[Interface dataset entries]

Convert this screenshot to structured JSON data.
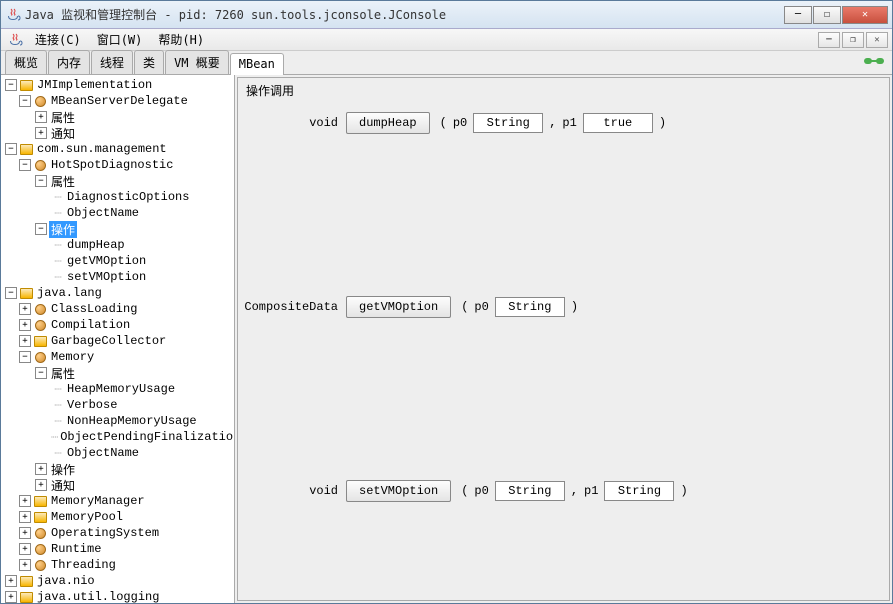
{
  "window": {
    "title": "Java 监视和管理控制台 - pid: 7260 sun.tools.jconsole.JConsole"
  },
  "menu": {
    "connect": "连接(C)",
    "window": "窗口(W)",
    "help": "帮助(H)"
  },
  "tabs": {
    "overview": "概览",
    "memory": "内存",
    "threads": "线程",
    "classes": "类",
    "vm": "VM 概要",
    "mbean": "MBean"
  },
  "tree": {
    "jmimpl": "JMImplementation",
    "mbeanserverdelegate": "MBeanServerDelegate",
    "attributes": "属性",
    "notifications": "通知",
    "comsun": "com.sun.management",
    "hotspot": "HotSpotDiagnostic",
    "diagnosticoptions": "DiagnosticOptions",
    "objectname": "ObjectName",
    "operations": "操作",
    "dumpheap": "dumpHeap",
    "getvmoption": "getVMOption",
    "setvmoption": "setVMOption",
    "javalang": "java.lang",
    "classloading": "ClassLoading",
    "compilation": "Compilation",
    "gc": "GarbageCollector",
    "memory_node": "Memory",
    "heapmemoryusage": "HeapMemoryUsage",
    "verbose": "Verbose",
    "nonheapmemoryusage": "NonHeapMemoryUsage",
    "objectpendingfinalization": "ObjectPendingFinalization",
    "memorymanager": "MemoryManager",
    "memorypool": "MemoryPool",
    "operatingsystem": "OperatingSystem",
    "runtime": "Runtime",
    "threading": "Threading",
    "javanio": "java.nio",
    "javautillogging": "java.util.logging"
  },
  "panel": {
    "title": "操作调用",
    "ops": [
      {
        "return": "void",
        "name": "dumpHeap",
        "params": [
          {
            "label": "p0",
            "value": "String"
          },
          {
            "label": "p1",
            "value": "true"
          }
        ]
      },
      {
        "return": "CompositeData",
        "name": "getVMOption",
        "params": [
          {
            "label": "p0",
            "value": "String"
          }
        ]
      },
      {
        "return": "void",
        "name": "setVMOption",
        "params": [
          {
            "label": "p0",
            "value": "String"
          },
          {
            "label": "p1",
            "value": "String"
          }
        ]
      }
    ]
  }
}
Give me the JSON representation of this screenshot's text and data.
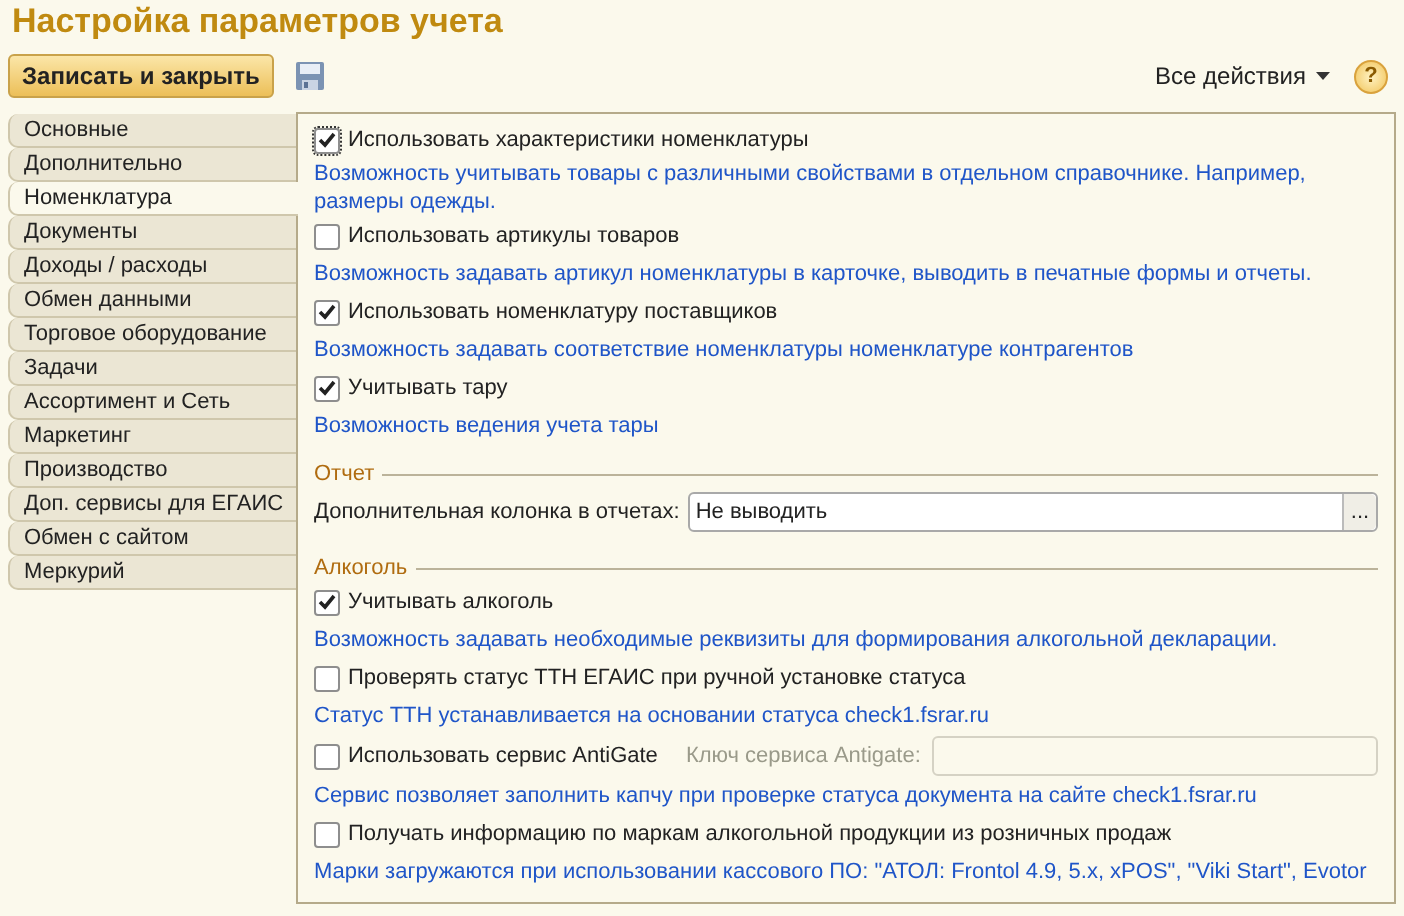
{
  "window": {
    "title": "Настройка параметров учета"
  },
  "toolbar": {
    "save_close": "Записать и закрыть",
    "all_actions": "Все действия",
    "help": "?"
  },
  "tabs": [
    {
      "label": "Основные",
      "selected": false
    },
    {
      "label": "Дополнительно",
      "selected": false
    },
    {
      "label": "Номенклатура",
      "selected": true
    },
    {
      "label": "Документы",
      "selected": false
    },
    {
      "label": "Доходы / расходы",
      "selected": false
    },
    {
      "label": "Обмен данными",
      "selected": false
    },
    {
      "label": "Торговое оборудование",
      "selected": false
    },
    {
      "label": "Задачи",
      "selected": false
    },
    {
      "label": "Ассортимент и Сеть",
      "selected": false
    },
    {
      "label": "Маркетинг",
      "selected": false
    },
    {
      "label": "Производство",
      "selected": false
    },
    {
      "label": "Доп. сервисы для ЕГАИС",
      "selected": false
    },
    {
      "label": "Обмен с сайтом",
      "selected": false
    },
    {
      "label": "Меркурий",
      "selected": false
    }
  ],
  "items": [
    {
      "kind": "checkbox",
      "label": "Использовать характеристики номенклатуры",
      "checked": true,
      "focused": true
    },
    {
      "kind": "hint",
      "text": "Возможность учитывать товары с различными свойствами в отдельном справочнике. Например, размеры одежды."
    },
    {
      "kind": "checkbox",
      "label": "Использовать артикулы товаров",
      "checked": false
    },
    {
      "kind": "hint",
      "text": "Возможность задавать артикул номенклатуры в карточке, выводить в печатные формы и отчеты."
    },
    {
      "kind": "checkbox",
      "label": "Использовать номенклатуру поставщиков",
      "checked": true
    },
    {
      "kind": "hint",
      "text": "Возможность задавать соответствие номенклатуры номенклатуре контрагентов"
    },
    {
      "kind": "checkbox",
      "label": "Учитывать тару",
      "checked": true
    },
    {
      "kind": "hint",
      "text": "Возможность ведения учета тары"
    },
    {
      "kind": "section",
      "title": "Отчет"
    },
    {
      "kind": "field",
      "label": "Дополнительная колонка в отчетах:",
      "value": "Не выводить",
      "button": "..."
    },
    {
      "kind": "section",
      "title": "Алкоголь"
    },
    {
      "kind": "checkbox",
      "label": "Учитывать алкоголь",
      "checked": true
    },
    {
      "kind": "hint",
      "text": "Возможность задавать необходимые реквизиты для формирования алкогольной декларации."
    },
    {
      "kind": "checkbox",
      "label": "Проверять статус ТТН ЕГАИС при ручной установке статуса",
      "checked": false
    },
    {
      "kind": "hint",
      "text": "Статус ТТН устанавливается на основании статуса check1.fsrar.ru"
    },
    {
      "kind": "checkbox",
      "label": "Использовать сервис AntiGate",
      "checked": false,
      "key_label": "Ключ сервиса Antigate:",
      "key_disabled": true
    },
    {
      "kind": "hint",
      "text": "Сервис позволяет заполнить капчу при проверке статуса документа на сайте check1.fsrar.ru"
    },
    {
      "kind": "checkbox",
      "label": "Получать информацию по маркам алкогольной продукции из розничных продаж",
      "checked": false
    },
    {
      "kind": "hint",
      "text": "Марки загружаются при использовании кассового ПО: \"АТОЛ: Frontol 4.9, 5.x, xPOS\", \"Viki Start\", Evotor"
    }
  ]
}
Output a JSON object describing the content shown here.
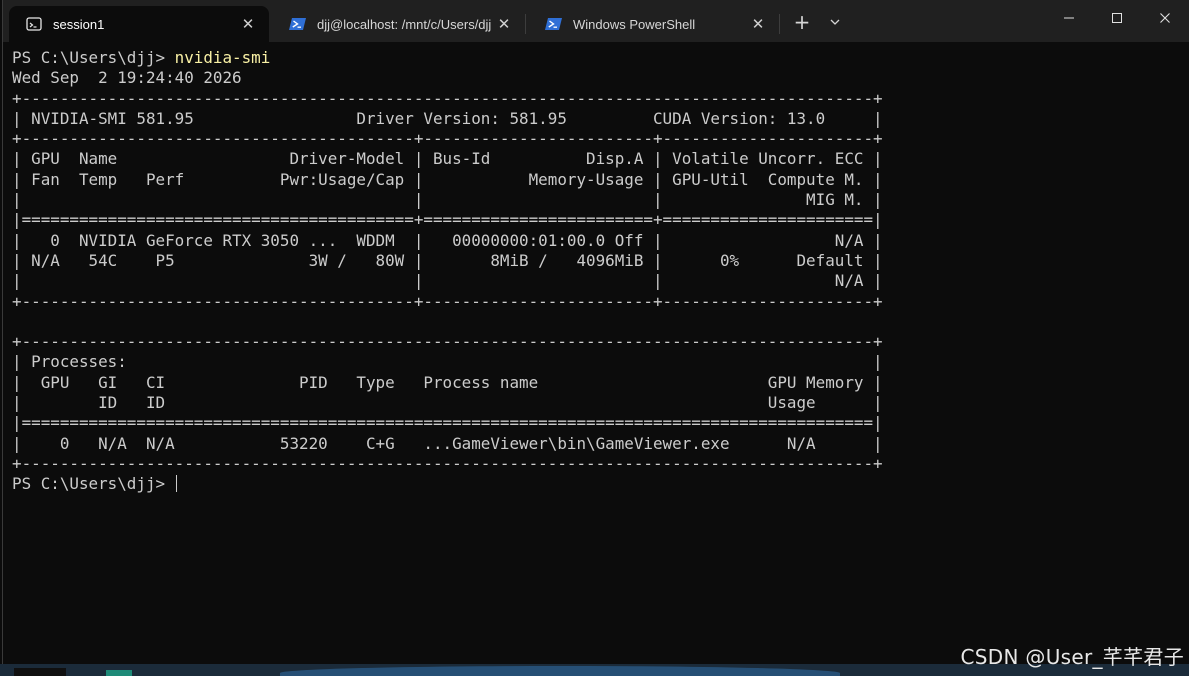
{
  "tabs": [
    {
      "label": "session1",
      "icon": "terminal-window-icon",
      "active": true
    },
    {
      "label": "djj@localhost: /mnt/c/Users/djj",
      "icon": "powershell-icon",
      "active": false
    },
    {
      "label": "Windows PowerShell",
      "icon": "powershell-icon",
      "active": false
    }
  ],
  "toolbar": {
    "new_tab": "+",
    "dropdown": "⌄"
  },
  "window_controls": {
    "minimize": "—",
    "maximize": "☐",
    "close": "✕"
  },
  "terminal": {
    "prompt": "PS C:\\Users\\djj> ",
    "command": "nvidia-smi",
    "lines": [
      "Wed Sep  2 19:24:40 2026",
      "+-----------------------------------------------------------------------------------------+",
      "| NVIDIA-SMI 581.95                 Driver Version: 581.95         CUDA Version: 13.0     |",
      "+-----------------------------------------+------------------------+----------------------+",
      "| GPU  Name                  Driver-Model | Bus-Id          Disp.A | Volatile Uncorr. ECC |",
      "| Fan  Temp   Perf          Pwr:Usage/Cap |           Memory-Usage | GPU-Util  Compute M. |",
      "|                                         |                        |               MIG M. |",
      "|=========================================+========================+======================|",
      "|   0  NVIDIA GeForce RTX 3050 ...  WDDM  |   00000000:01:00.0 Off |                  N/A |",
      "| N/A   54C    P5              3W /   80W |       8MiB /   4096MiB |      0%      Default |",
      "|                                         |                        |                  N/A |",
      "+-----------------------------------------+------------------------+----------------------+",
      "",
      "+-----------------------------------------------------------------------------------------+",
      "| Processes:                                                                              |",
      "|  GPU   GI   CI              PID   Type   Process name                        GPU Memory |",
      "|        ID   ID                                                               Usage      |",
      "|=========================================================================================|",
      "|    0   N/A  N/A           53220    C+G   ...GameViewer\\bin\\GameViewer.exe      N/A      |",
      "+-----------------------------------------------------------------------------------------+"
    ],
    "final_prompt": "PS C:\\Users\\djj> "
  },
  "watermark": "CSDN @User_芊芊君子"
}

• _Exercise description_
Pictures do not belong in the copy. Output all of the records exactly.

• _Response_
Convert this screenshot to structured JSON data.
{
  "window": {
    "title": "Java 监视和管理控制台 - pid: 7260 sun.tools.jconsole.JConsole"
  },
  "menu": {
    "connect": "连接(C)",
    "window": "窗口(W)",
    "help": "帮助(H)"
  },
  "tabs": {
    "overview": "概览",
    "memory": "内存",
    "threads": "线程",
    "classes": "类",
    "vm": "VM 概要",
    "mbean": "MBean"
  },
  "tree": {
    "jmimpl": "JMImplementation",
    "mbeanserverdelegate": "MBeanServerDelegate",
    "attributes": "属性",
    "notifications": "通知",
    "comsun": "com.sun.management",
    "hotspot": "HotSpotDiagnostic",
    "diagnosticoptions": "DiagnosticOptions",
    "objectname": "ObjectName",
    "operations": "操作",
    "dumpheap": "dumpHeap",
    "getvmoption": "getVMOption",
    "setvmoption": "setVMOption",
    "javalang": "java.lang",
    "classloading": "ClassLoading",
    "compilation": "Compilation",
    "gc": "GarbageCollector",
    "memory_node": "Memory",
    "heapmemoryusage": "HeapMemoryUsage",
    "verbose": "Verbose",
    "nonheapmemoryusage": "NonHeapMemoryUsage",
    "objectpendingfinalization": "ObjectPendingFinalization",
    "memorymanager": "MemoryManager",
    "memorypool": "MemoryPool",
    "operatingsystem": "OperatingSystem",
    "runtime": "Runtime",
    "threading": "Threading",
    "javanio": "java.nio",
    "javautillogging": "java.util.logging"
  },
  "panel": {
    "title": "操作调用",
    "ops": [
      {
        "return": "void",
        "name": "dumpHeap",
        "params": [
          {
            "label": "p0",
            "value": "String"
          },
          {
            "label": "p1",
            "value": "true"
          }
        ]
      },
      {
        "return": "CompositeData",
        "name": "getVMOption",
        "params": [
          {
            "label": "p0",
            "value": "String"
          }
        ]
      },
      {
        "return": "void",
        "name": "setVMOption",
        "params": [
          {
            "label": "p0",
            "value": "String"
          },
          {
            "label": "p1",
            "value": "String"
          }
        ]
      }
    ]
  }
}
Give me the JSON representation of this screenshot's text and data.
{
  "window": {
    "title": "Настройка параметров учета"
  },
  "toolbar": {
    "save_close": "Записать и закрыть",
    "all_actions": "Все действия",
    "help": "?"
  },
  "tabs": [
    {
      "label": "Основные",
      "selected": false
    },
    {
      "label": "Дополнительно",
      "selected": false
    },
    {
      "label": "Номенклатура",
      "selected": true
    },
    {
      "label": "Документы",
      "selected": false
    },
    {
      "label": "Доходы / расходы",
      "selected": false
    },
    {
      "label": "Обмен данными",
      "selected": false
    },
    {
      "label": "Торговое оборудование",
      "selected": false
    },
    {
      "label": "Задачи",
      "selected": false
    },
    {
      "label": "Ассортимент и Сеть",
      "selected": false
    },
    {
      "label": "Маркетинг",
      "selected": false
    },
    {
      "label": "Производство",
      "selected": false
    },
    {
      "label": "Доп. сервисы для ЕГАИС",
      "selected": false
    },
    {
      "label": "Обмен с сайтом",
      "selected": false
    },
    {
      "label": "Меркурий",
      "selected": false
    }
  ],
  "items": [
    {
      "kind": "checkbox",
      "label": "Использовать характеристики номенклатуры",
      "checked": true,
      "focused": true
    },
    {
      "kind": "hint",
      "text": "Возможность учитывать товары с различными свойствами в отдельном справочнике. Например, размеры одежды."
    },
    {
      "kind": "checkbox",
      "label": "Использовать артикулы товаров",
      "checked": false
    },
    {
      "kind": "hint",
      "text": "Возможность задавать артикул номенклатуры в карточке, выводить в печатные формы и отчеты."
    },
    {
      "kind": "checkbox",
      "label": "Использовать номенклатуру поставщиков",
      "checked": true
    },
    {
      "kind": "hint",
      "text": "Возможность задавать соответствие номенклатуры номенклатуре контрагентов"
    },
    {
      "kind": "checkbox",
      "label": "Учитывать тару",
      "checked": true
    },
    {
      "kind": "hint",
      "text": "Возможность ведения учета тары"
    },
    {
      "kind": "section",
      "title": "Отчет"
    },
    {
      "kind": "field",
      "label": "Дополнительная колонка в отчетах:",
      "value": "Не выводить",
      "button": "..."
    },
    {
      "kind": "section",
      "title": "Алкоголь"
    },
    {
      "kind": "checkbox",
      "label": "Учитывать алкоголь",
      "checked": true
    },
    {
      "kind": "hint",
      "text": "Возможность задавать необходимые реквизиты для формирования алкогольной декларации."
    },
    {
      "kind": "checkbox",
      "label": "Проверять статус ТТН ЕГАИС при ручной установке статуса",
      "checked": false
    },
    {
      "kind": "hint",
      "text": "Статус ТТН устанавливается на основании статуса check1.fsrar.ru"
    },
    {
      "kind": "checkbox",
      "label": "Использовать сервис AntiGate",
      "checked": false,
      "key_label": "Ключ сервиса Antigate:",
      "key_disabled": true
    },
    {
      "kind": "hint",
      "text": "Сервис позволяет заполнить капчу при проверке статуса документа на сайте check1.fsrar.ru"
    },
    {
      "kind": "checkbox",
      "label": "Получать информацию по маркам алкогольной продукции из розничных продаж",
      "checked": false
    },
    {
      "kind": "hint",
      "text": "Марки загружаются при использовании кассового ПО: \"АТОЛ: Frontol 4.9, 5.x, xPOS\", \"Viki Start\", Evotor"
    }
  ]
}
Output a JSON object describing the content shown here.
{
  "tabs": [
    {
      "label": "session1",
      "icon": "terminal-window-icon",
      "active": true
    },
    {
      "label": "djj@localhost: /mnt/c/Users/djj",
      "icon": "powershell-icon",
      "active": false
    },
    {
      "label": "Windows PowerShell",
      "icon": "powershell-icon",
      "active": false
    }
  ],
  "toolbar": {
    "new_tab": "+",
    "dropdown": "⌄"
  },
  "window_controls": {
    "minimize": "—",
    "maximize": "☐",
    "close": "✕"
  },
  "terminal": {
    "prompt": "PS C:\\Users\\djj> ",
    "command": "nvidia-smi",
    "lines": [
      "Wed Sep  2 19:24:40 2026",
      "+-----------------------------------------------------------------------------------------+",
      "| NVIDIA-SMI 581.95                 Driver Version: 581.95         CUDA Version: 13.0     |",
      "+-----------------------------------------+------------------------+----------------------+",
      "| GPU  Name                  Driver-Model | Bus-Id          Disp.A | Volatile Uncorr. ECC |",
      "| Fan  Temp   Perf          Pwr:Usage/Cap |           Memory-Usage | GPU-Util  Compute M. |",
      "|                                         |                        |               MIG M. |",
      "|=========================================+========================+======================|",
      "|   0  NVIDIA GeForce RTX 3050 ...  WDDM  |   00000000:01:00.0 Off |                  N/A |",
      "| N/A   54C    P5              3W /   80W |       8MiB /   4096MiB |      0%      Default |",
      "|                                         |                        |                  N/A |",
      "+-----------------------------------------+------------------------+----------------------+",
      "",
      "+-----------------------------------------------------------------------------------------+",
      "| Processes:                                                                              |",
      "|  GPU   GI   CI              PID   Type   Process name                        GPU Memory |",
      "|        ID   ID                                                               Usage      |",
      "|=========================================================================================|",
      "|    0   N/A  N/A           53220    C+G   ...GameViewer\\bin\\GameViewer.exe      N/A      |",
      "+-----------------------------------------------------------------------------------------+"
    ],
    "final_prompt": "PS C:\\Users\\djj> "
  },
  "watermark": "CSDN @User_芊芊君子"
}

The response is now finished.